This task calls for the complete listing below, reproduced exactly.

--- AVAILABLE DATA ---

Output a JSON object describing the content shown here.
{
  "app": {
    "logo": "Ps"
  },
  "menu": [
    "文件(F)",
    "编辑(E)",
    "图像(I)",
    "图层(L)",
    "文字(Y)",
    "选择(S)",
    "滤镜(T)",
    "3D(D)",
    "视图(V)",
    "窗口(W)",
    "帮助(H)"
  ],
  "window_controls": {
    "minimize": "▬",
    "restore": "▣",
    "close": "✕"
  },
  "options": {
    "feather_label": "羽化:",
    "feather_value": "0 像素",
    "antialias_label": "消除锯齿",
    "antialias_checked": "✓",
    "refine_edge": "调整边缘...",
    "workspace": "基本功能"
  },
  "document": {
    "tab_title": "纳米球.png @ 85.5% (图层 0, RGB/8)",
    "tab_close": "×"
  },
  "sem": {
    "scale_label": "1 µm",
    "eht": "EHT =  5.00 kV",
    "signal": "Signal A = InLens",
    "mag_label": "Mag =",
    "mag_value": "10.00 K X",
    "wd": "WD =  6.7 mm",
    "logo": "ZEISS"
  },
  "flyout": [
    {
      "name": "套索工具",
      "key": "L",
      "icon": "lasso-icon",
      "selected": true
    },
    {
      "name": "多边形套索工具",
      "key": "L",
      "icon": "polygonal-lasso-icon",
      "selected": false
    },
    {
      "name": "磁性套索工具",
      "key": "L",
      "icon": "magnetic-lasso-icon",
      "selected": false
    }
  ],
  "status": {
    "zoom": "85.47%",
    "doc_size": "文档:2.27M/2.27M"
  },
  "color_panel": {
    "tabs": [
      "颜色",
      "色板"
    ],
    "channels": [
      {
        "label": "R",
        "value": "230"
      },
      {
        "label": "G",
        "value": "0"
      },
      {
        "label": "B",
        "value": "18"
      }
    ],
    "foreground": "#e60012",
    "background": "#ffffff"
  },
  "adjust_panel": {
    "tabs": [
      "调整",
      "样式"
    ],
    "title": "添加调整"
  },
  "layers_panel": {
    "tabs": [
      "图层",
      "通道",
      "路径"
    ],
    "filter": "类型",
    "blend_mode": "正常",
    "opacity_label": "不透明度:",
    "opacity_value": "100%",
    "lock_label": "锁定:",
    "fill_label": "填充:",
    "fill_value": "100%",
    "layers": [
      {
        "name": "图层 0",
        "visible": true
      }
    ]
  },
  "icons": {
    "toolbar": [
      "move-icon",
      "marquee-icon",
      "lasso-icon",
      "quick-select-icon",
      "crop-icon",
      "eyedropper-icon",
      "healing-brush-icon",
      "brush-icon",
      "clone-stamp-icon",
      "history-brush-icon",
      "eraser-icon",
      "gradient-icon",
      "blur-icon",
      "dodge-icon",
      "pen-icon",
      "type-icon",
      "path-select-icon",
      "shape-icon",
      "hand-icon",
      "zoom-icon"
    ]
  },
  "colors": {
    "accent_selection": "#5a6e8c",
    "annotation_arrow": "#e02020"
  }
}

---

## TASK SOLUTION
Output a JSON object describing the content shown here.
{
  "app": {
    "logo": "Ps"
  },
  "menu": [
    "文件(F)",
    "编辑(E)",
    "图像(I)",
    "图层(L)",
    "文字(Y)",
    "选择(S)",
    "滤镜(T)",
    "3D(D)",
    "视图(V)",
    "窗口(W)",
    "帮助(H)"
  ],
  "window_controls": {
    "minimize": "▬",
    "restore": "▣",
    "close": "✕"
  },
  "options": {
    "feather_label": "羽化:",
    "feather_value": "0 像素",
    "antialias_label": "消除锯齿",
    "antialias_checked": "✓",
    "refine_edge": "调整边缘...",
    "workspace": "基本功能"
  },
  "document": {
    "tab_title": "纳米球.png @ 85.5% (图层 0, RGB/8)",
    "tab_close": "×"
  },
  "sem": {
    "scale_label": "1 µm",
    "eht": "EHT =  5.00 kV",
    "signal": "Signal A = InLens",
    "mag_label": "Mag =",
    "mag_value": "10.00 K X",
    "wd": "WD =  6.7 mm",
    "logo": "ZEISS"
  },
  "flyout": [
    {
      "name": "套索工具",
      "key": "L",
      "icon": "lasso-icon",
      "selected": true
    },
    {
      "name": "多边形套索工具",
      "key": "L",
      "icon": "polygonal-lasso-icon",
      "selected": false
    },
    {
      "name": "磁性套索工具",
      "key": "L",
      "icon": "magnetic-lasso-icon",
      "selected": false
    }
  ],
  "status": {
    "zoom": "85.47%",
    "doc_size": "文档:2.27M/2.27M"
  },
  "color_panel": {
    "tabs": [
      "颜色",
      "色板"
    ],
    "channels": [
      {
        "label": "R",
        "value": "230"
      },
      {
        "label": "G",
        "value": "0"
      },
      {
        "label": "B",
        "value": "18"
      }
    ],
    "foreground": "#e60012",
    "background": "#ffffff"
  },
  "adjust_panel": {
    "tabs": [
      "调整",
      "样式"
    ],
    "title": "添加调整"
  },
  "layers_panel": {
    "tabs": [
      "图层",
      "通道",
      "路径"
    ],
    "filter": "类型",
    "blend_mode": "正常",
    "opacity_label": "不透明度:",
    "opacity_value": "100%",
    "lock_label": "锁定:",
    "fill_label": "填充:",
    "fill_value": "100%",
    "layers": [
      {
        "name": "图层 0",
        "visible": true
      }
    ]
  },
  "icons": {
    "toolbar": [
      "move-icon",
      "marquee-icon",
      "lasso-icon",
      "quick-select-icon",
      "crop-icon",
      "eyedropper-icon",
      "healing-brush-icon",
      "brush-icon",
      "clone-stamp-icon",
      "history-brush-icon",
      "eraser-icon",
      "gradient-icon",
      "blur-icon",
      "dodge-icon",
      "pen-icon",
      "type-icon",
      "path-select-icon",
      "shape-icon",
      "hand-icon",
      "zoom-icon"
    ]
  },
  "colors": {
    "accent_selection": "#5a6e8c",
    "annotation_arrow": "#e02020"
  }
}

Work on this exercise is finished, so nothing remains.